**Aim of the exercise**: In the data below, find each line that contains the word "email" and copy it.

== == ==

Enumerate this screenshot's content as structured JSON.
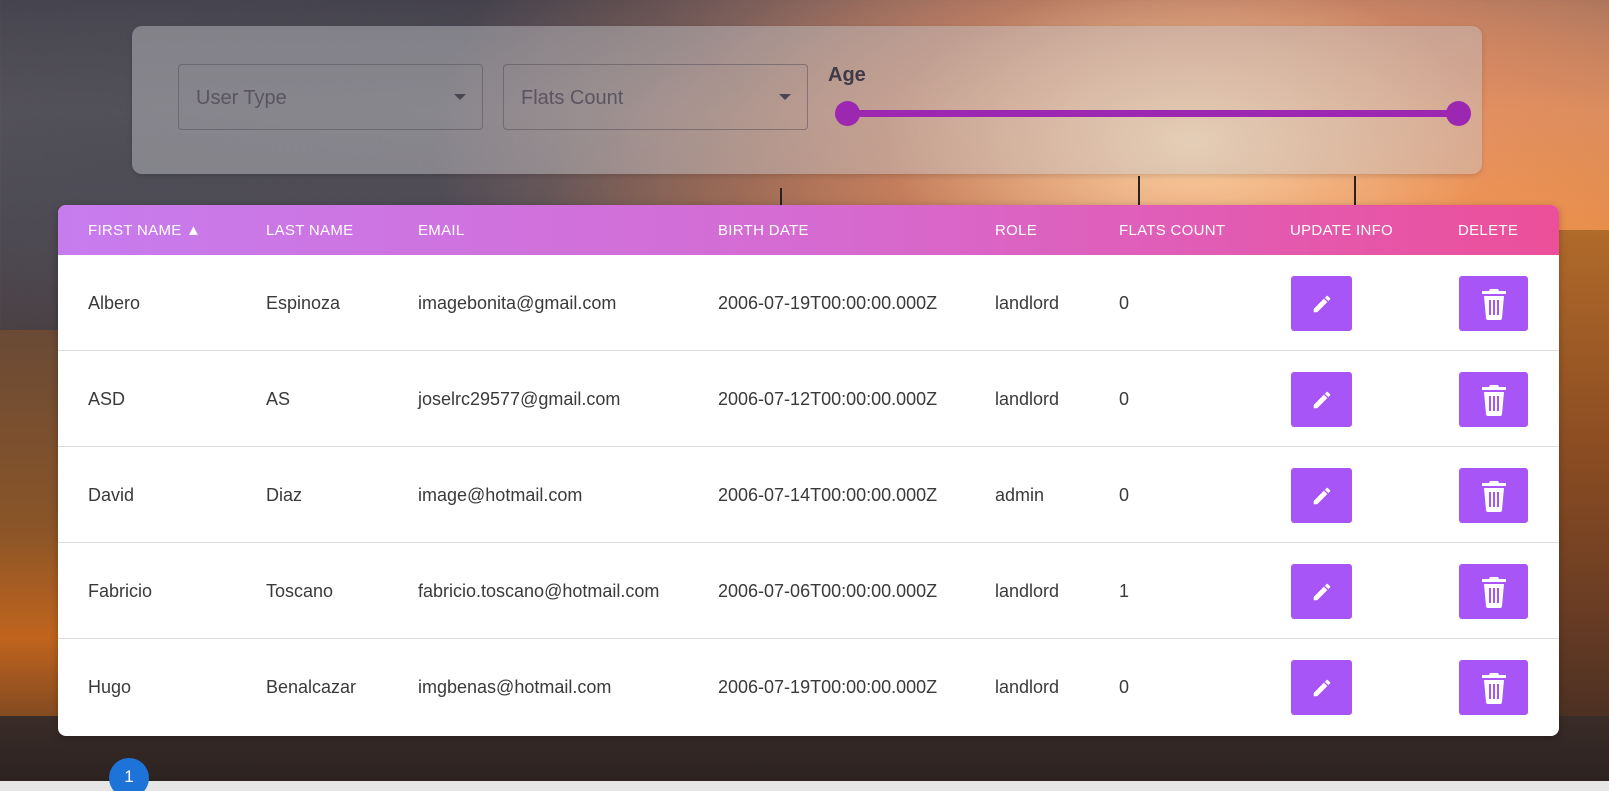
{
  "filters": {
    "user_type_label": "User Type",
    "flats_count_label": "Flats Count",
    "age_label": "Age",
    "age_range_fraction": [
      0,
      1
    ]
  },
  "table": {
    "headers": {
      "first_name": "FIRST NAME ▲",
      "last_name": "LAST NAME",
      "email": "EMAIL",
      "birth_date": "BIRTH DATE",
      "role": "ROLE",
      "flats_count": "FLATS COUNT",
      "update_info": "UPDATE INFO",
      "delete": "DELETE"
    },
    "rows": [
      {
        "first_name": "Albero",
        "last_name": "Espinoza",
        "email": "imagebonita@gmail.com",
        "birth_date": "2006-07-19T00:00:00.000Z",
        "role": "landlord",
        "flats_count": "0"
      },
      {
        "first_name": "ASD",
        "last_name": "AS",
        "email": "joselrc29577@gmail.com",
        "birth_date": "2006-07-12T00:00:00.000Z",
        "role": "landlord",
        "flats_count": "0"
      },
      {
        "first_name": "David",
        "last_name": "Diaz",
        "email": "image@hotmail.com",
        "birth_date": "2006-07-14T00:00:00.000Z",
        "role": "admin",
        "flats_count": "0"
      },
      {
        "first_name": "Fabricio",
        "last_name": "Toscano",
        "email": "fabricio.toscano@hotmail.com",
        "birth_date": "2006-07-06T00:00:00.000Z",
        "role": "landlord",
        "flats_count": "1"
      },
      {
        "first_name": "Hugo",
        "last_name": "Benalcazar",
        "email": "imgbenas@hotmail.com",
        "birth_date": "2006-07-19T00:00:00.000Z",
        "role": "landlord",
        "flats_count": "0"
      }
    ]
  },
  "pagination": {
    "current_page": "1"
  },
  "icons": {
    "update": "pencil-icon",
    "delete": "trash-icon",
    "select_caret": "caret-down-icon"
  },
  "colors": {
    "accent": "#a855f7",
    "slider": "#9c27b0",
    "header_start": "#c77cee",
    "header_end": "#ec4f9a",
    "page_button": "#1e73d8"
  }
}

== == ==

**Answer space**:
      "email": "EMAIL",
        "email": "imagebonita@gmail.com",
        "email": "joselrc29577@gmail.com",
        "email": "image@hotmail.com",
        "email": "fabricio.toscano@hotmail.com",
        "email": "imgbenas@hotmail.com",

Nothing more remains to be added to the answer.